Each line below that contains the word "Información" is to be counted; give only the final number.

(Collected data)

[Start of section]

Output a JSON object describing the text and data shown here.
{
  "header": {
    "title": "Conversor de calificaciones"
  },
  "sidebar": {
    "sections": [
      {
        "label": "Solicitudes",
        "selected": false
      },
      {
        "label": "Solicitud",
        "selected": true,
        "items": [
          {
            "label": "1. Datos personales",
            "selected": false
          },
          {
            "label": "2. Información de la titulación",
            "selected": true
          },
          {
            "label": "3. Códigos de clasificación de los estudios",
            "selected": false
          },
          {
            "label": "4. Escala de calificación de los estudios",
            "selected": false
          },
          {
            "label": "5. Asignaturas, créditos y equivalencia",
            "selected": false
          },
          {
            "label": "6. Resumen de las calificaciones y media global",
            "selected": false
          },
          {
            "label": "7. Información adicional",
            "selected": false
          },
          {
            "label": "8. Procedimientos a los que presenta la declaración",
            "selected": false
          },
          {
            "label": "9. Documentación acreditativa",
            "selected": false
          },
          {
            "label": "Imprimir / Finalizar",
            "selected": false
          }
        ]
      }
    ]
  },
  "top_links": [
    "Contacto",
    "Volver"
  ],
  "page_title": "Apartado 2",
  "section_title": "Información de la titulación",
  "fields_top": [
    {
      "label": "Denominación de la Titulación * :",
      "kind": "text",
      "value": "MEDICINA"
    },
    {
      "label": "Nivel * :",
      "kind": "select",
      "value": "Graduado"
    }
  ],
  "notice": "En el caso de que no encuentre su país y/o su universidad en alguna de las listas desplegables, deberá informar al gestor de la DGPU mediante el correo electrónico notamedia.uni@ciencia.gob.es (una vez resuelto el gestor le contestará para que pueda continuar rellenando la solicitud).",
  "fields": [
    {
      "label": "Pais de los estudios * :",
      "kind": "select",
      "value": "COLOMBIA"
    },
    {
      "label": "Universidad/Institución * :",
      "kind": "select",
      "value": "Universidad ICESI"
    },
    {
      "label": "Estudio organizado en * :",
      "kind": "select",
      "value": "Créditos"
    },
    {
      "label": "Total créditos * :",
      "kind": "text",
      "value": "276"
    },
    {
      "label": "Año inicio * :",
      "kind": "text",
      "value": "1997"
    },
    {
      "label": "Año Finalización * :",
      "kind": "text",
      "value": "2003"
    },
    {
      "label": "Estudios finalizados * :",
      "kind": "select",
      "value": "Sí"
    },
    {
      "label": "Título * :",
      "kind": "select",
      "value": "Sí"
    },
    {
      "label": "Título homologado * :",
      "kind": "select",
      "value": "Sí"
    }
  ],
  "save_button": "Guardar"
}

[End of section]

# RESPONSE FOR THIS EXERCISE
3